Alternative route, avoiding Higher Cemetery


Concerns have been raised  – Mapped: New Cranbrook to Exeter cycle route will take riders through city cemetery [E&E, 29 July 2015] and Anger over plans for cycle path through Exeter cemetery [E&E, 03 August 2015]. There are plenty of comments appended to these articles, and even more to their Facebook links.

Some local residents think that this is part of a planning application – it need to be stated clearly that Devon County Council [as Local Highways Authority] has NOT lodged any planning application with Exeter City Council [as Local Planning Authority].

As yet, there are no definite timescales for the project as funding is yet to be sought.

Indeed, it’s my guess that if/when funding is found it maybe only 1 or 2 or the 3 proposals can be advanced.

However, DCC are keen to schemes ready to go so that they can be implemented once funding has been identified.  Despite the online public consultation ending on 14 August, they will be ongoing dialogue with numerous groups and individuals to help shape the plans further.

What happens when Exeter Energy from Waste plant is closed for maintenance?

The EfW Liaison Group meeting due to be held on 28 July 2015 was postponed at last minute as the Energy Reclamation Facilty plant was taken offline at short notice to allow for some reactive maintenance to take place.

Exeter EfW plant in Marsh Barton
Exeter EfW plant in Marsh Barton

During this maintenance shut down, a large number of contractors would be onsite carrying out a variety of activities and it was felt (by the management team) this would not allow a suitable, safe environment within which to hold a liaison group meeting.

Two questions arise.

Surely, there are other venues around the city to hold such a meeting? There is nothing we discuss that means the meeting needs to be held at the plant. if Devon County Council couldn’t find a venue, I am sure that one could be made available at City Council’s offices in Paris Street

But the bigger question is what happens to the waste destined for the incinerator when the EfW plant is closed?

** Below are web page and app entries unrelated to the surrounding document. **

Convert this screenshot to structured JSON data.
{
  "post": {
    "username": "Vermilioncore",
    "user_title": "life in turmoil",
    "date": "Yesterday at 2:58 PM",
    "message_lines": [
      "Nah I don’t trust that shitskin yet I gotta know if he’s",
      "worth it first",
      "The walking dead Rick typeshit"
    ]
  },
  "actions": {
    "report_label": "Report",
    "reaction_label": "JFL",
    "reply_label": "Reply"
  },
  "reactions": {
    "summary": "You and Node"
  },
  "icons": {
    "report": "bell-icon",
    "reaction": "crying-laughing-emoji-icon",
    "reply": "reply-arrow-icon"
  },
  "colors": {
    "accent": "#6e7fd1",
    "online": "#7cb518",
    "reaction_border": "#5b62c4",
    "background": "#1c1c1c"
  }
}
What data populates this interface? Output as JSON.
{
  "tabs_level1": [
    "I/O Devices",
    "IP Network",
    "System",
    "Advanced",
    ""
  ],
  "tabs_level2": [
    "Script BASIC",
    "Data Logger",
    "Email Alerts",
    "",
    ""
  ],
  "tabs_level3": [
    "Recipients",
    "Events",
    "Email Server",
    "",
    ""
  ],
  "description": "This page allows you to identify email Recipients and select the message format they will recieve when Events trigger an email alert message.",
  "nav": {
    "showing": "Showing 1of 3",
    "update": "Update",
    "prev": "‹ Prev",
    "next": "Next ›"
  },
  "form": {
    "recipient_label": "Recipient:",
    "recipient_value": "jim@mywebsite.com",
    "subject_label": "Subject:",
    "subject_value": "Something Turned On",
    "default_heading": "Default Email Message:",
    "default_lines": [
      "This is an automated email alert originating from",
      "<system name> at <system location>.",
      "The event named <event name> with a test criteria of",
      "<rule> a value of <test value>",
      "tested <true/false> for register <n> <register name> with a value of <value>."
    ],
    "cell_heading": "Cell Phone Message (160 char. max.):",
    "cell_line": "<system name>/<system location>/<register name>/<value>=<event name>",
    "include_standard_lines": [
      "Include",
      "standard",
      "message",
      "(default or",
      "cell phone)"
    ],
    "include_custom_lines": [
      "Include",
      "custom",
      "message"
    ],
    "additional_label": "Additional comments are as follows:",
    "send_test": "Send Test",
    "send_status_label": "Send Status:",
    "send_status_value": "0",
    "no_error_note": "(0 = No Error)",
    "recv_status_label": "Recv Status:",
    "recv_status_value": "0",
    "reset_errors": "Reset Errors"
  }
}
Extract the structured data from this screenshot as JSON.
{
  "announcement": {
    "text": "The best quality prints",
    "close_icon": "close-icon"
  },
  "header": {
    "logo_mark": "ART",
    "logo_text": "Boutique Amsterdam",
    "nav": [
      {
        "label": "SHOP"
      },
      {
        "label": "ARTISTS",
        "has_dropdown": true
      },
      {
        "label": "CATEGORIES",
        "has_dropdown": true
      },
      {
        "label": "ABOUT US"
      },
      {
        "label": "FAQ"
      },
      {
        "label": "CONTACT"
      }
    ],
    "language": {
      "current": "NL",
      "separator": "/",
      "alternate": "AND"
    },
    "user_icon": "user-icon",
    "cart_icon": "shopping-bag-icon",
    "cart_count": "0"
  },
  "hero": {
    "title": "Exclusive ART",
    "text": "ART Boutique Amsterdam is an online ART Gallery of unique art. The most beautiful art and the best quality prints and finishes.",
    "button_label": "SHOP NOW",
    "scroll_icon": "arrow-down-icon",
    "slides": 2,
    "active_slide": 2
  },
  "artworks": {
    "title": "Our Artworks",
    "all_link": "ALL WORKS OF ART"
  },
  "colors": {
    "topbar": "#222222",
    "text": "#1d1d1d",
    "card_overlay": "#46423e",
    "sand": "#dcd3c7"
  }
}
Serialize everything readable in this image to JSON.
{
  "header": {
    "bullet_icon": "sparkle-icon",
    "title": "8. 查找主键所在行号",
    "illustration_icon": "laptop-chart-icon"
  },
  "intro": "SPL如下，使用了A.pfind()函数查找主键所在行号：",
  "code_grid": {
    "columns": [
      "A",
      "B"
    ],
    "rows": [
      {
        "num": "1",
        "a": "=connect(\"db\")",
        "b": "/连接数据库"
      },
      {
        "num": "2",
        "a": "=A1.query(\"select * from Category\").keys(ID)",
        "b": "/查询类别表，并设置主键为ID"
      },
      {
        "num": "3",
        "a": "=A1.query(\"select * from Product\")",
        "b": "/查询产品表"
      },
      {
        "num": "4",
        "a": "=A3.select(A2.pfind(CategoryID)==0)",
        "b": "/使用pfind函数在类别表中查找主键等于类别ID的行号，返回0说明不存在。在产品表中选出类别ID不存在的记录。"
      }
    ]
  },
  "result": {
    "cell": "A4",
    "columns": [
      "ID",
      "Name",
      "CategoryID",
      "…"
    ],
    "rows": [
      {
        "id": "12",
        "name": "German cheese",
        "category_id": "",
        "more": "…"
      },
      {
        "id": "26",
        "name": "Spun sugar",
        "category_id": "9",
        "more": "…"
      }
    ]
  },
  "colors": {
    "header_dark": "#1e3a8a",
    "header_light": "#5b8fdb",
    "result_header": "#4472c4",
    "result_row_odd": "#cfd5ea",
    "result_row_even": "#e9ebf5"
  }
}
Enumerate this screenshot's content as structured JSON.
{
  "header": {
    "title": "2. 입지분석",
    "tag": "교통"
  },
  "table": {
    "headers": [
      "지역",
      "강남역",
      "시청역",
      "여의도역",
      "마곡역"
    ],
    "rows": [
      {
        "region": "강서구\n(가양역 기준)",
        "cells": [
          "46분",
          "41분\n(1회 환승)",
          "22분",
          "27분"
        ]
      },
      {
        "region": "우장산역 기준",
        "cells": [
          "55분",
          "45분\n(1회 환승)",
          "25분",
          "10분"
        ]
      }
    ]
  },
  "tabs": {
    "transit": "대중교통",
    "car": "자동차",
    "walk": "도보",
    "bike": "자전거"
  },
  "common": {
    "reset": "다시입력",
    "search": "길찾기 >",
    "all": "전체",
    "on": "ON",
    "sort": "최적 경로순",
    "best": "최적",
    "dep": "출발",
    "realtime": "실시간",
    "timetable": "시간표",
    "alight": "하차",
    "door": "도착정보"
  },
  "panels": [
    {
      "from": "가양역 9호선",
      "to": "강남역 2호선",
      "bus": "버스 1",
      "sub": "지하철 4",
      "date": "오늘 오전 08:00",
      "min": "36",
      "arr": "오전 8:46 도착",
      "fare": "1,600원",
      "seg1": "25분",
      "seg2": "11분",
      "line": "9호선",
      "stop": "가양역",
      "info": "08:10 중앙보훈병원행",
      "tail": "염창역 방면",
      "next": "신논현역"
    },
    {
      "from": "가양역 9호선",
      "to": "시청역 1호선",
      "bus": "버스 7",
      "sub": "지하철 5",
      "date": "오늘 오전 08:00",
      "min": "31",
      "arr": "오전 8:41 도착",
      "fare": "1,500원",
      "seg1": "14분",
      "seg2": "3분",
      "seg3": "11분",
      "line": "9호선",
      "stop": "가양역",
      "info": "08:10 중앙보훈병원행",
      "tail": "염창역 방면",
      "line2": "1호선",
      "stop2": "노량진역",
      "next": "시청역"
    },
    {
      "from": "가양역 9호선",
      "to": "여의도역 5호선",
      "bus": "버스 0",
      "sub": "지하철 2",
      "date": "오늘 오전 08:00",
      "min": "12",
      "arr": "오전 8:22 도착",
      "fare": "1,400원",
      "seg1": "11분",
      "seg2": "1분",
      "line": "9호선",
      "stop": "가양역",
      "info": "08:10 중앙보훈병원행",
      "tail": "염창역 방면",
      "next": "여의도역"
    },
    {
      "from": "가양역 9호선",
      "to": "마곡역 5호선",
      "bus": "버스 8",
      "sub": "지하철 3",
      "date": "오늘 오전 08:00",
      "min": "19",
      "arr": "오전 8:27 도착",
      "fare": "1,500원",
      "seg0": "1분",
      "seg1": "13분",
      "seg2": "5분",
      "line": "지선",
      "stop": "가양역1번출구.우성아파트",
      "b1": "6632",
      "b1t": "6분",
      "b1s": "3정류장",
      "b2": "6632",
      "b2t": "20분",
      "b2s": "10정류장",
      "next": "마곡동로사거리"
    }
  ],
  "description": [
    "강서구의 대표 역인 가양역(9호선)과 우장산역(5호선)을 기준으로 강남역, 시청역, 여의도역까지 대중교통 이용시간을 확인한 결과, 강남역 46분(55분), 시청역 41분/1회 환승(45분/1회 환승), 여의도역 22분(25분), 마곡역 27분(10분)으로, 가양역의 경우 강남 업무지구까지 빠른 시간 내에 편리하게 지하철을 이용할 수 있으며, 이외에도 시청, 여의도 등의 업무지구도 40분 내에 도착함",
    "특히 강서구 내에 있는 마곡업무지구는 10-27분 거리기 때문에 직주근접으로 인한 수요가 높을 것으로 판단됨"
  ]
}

In these circumstances, ECC has to we revert to the previous routine of delivering waste to the Greendale Transfer Station at Woodbury Salterton. DCC’s contractor then transports it in bulk to Heathfield landfill site.